Oakland, Arcata, San Francisco, Pasadena, San Jose, Manila,
Pt. Reyes, and Santa Barbara, on the 23rd of each month.
“Our outside supporters…---across the state--- [are] publicly
rallying on the 23rd of each month for the purpose of keeping
the subject of our endless torture in public view, and thereby
exposed to the world!!! The 23rd of each month is symbolic
of our 23+ hours per day in these tombs-of-the-living-dead--
-and it is hoped such rallies will spread across the nation!!!”
(Todd Ashker, March 30, 2015)
Indeed, Statewide Coordinated Actions To End Solitary
Confinement are spreading across the nation. Organizations
outside of CA and outside of the US are excited to join this
effort. There are over 75 endorsers and co-sponsors in CA,
nationwide, and globally, and organizations and prominent
individuals keep adding on. Groups are currently organizing
23rd actions in Florida, Illinois, Massachusetts, New York,
and Pennsylvania. People mobilizing in numerous locations
at once are circulating much needed information and helping
to put the realities of solitary confinement and other prison
human rights abuses in the forefront of national concern.
Locations for actions on the 23rd range from busy downtown
centers in Chicago, LA, New York, and Oakland; the
site in San Francisco where tourists wait to tour the torture
chambers of now closed Alcatraz prison; university and college
campuses; gorgeous seascapes on the Pacifi c coast of
California; Chuco’s Justice Center, base for the Youth Justice
Coalition and others; the Kinetic Sculpture Race, a bicycle
“Triathlon of the Art World,” 70 miles south of the Pelican
Bay torture chamber; to a major metropolitan commuter
transit center in Boston. All this is in stark contrast to the
sensory deprivation of solitary confinement torture cells.
Actions have included public rallies with speakers, including
members of CFASC and formerly incarcerated persons;
informational booths; performances and discussions of If the
SHU Fits - Voices from Solitary Confinement: A Reader’s
Theatre Performance; rolling fasts; massive distribution of
literature at big festivals and fairs; chalk-ins about solitary
confinement; educational encounters with passersby; press
conferences; letter-writings to incarcerated persons; a giant
puppet performance of the people defeating the prison industrial
complex; reader’s theater of the Agreement to End
Hostilities, the 5 Core Demands, and the Proposals for Action;
public screenings of the documentary Breaking Down
the Box; and letter-writing in support of CA Senate Bill 124

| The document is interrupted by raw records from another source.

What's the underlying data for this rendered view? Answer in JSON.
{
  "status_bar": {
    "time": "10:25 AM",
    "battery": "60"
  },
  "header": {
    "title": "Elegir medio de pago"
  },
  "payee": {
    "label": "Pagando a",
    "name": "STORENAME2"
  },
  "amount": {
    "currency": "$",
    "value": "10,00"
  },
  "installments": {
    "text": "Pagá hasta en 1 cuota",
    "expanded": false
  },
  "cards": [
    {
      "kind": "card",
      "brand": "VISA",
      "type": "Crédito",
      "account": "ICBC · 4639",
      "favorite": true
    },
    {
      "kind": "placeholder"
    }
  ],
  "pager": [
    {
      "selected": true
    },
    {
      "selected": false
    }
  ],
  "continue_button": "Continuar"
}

to define and limit solitary confinement of youth.
Participants have given out thousands of handbills about
the inhumane conditions of solitary confinement, the prisoner-class
led human rights struggle, the CA Hunger Strikes,

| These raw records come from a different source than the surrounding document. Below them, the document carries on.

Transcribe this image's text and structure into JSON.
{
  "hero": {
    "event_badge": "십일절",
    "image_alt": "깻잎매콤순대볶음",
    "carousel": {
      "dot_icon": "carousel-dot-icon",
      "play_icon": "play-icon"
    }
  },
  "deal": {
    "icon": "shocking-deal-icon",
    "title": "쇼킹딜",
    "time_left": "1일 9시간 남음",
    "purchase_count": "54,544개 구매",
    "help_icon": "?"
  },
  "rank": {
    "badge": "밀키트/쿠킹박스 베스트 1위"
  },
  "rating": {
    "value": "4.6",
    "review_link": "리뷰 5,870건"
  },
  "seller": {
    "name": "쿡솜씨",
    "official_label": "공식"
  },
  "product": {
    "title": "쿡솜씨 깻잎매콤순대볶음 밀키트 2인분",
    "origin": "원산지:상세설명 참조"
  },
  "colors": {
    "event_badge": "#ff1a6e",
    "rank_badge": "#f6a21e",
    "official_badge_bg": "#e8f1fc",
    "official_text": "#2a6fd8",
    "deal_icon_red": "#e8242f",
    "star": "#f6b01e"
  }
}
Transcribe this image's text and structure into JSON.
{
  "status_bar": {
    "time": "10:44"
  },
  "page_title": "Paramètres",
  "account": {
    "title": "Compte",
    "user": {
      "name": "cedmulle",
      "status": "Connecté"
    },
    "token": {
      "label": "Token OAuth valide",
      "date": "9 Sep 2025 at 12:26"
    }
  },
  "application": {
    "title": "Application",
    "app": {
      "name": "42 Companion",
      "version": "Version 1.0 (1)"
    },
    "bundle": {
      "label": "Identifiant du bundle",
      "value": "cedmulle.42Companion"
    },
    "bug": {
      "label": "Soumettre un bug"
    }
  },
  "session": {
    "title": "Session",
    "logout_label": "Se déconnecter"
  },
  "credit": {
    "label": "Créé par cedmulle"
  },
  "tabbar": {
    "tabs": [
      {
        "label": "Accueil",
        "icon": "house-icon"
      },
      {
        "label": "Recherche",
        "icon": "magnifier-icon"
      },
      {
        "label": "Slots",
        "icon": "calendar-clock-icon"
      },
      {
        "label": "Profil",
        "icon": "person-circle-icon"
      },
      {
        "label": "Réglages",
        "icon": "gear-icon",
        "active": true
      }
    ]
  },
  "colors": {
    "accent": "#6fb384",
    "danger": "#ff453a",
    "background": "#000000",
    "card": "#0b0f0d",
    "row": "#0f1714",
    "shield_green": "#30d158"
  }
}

the Agreement to End Hostilities, how to get subscriptions
to publications for people locked inside, invitations to help
grow CFASC in Northern CA, Human Rights Pen Pal applications,
etc. All of those materials are available at the
Prisoner Hunger Strike Solidarity website, so anyone has the
ability to set up an informative action.
These mobilizations outside the prisons help bring hidden
torture into the public eye, show the world that folks who are
incarcerated have support, update people on the conditions
inside and the needs and work of the Prisoner-class Human
Rights Movement, and make clear that solitary confinement
is unacceptable.
The courage that prisoners continue to demonstrate after
the three Hunger Strikes, while upholding their Agreement
to End Hostilities across racial/ethnic and geographic
lines, should give us all the strength to organize in our own
communities. It is up to us to demand that the torture ends.
People suffering in solitary confinement don’t have time for
silent bystanders or toothless legislation.
A massive public movement is essential to end this torture.
We must break through the silence and pressure the courts,
legislatures, halls of power, and media to act to end solitary
confinement. We do not want the people in prison to have to
risk their lives in another hunger strike! Please participate in
these important mobilizations on the 23rd of every month.
“We will be with the the courts, in the legislature,
and out in the community. We will use every venue
available to us, UNTIL THE TORTURE IS ENDED.” ●

For more information see:,

Displaying Article 51 - 55 of 56 in total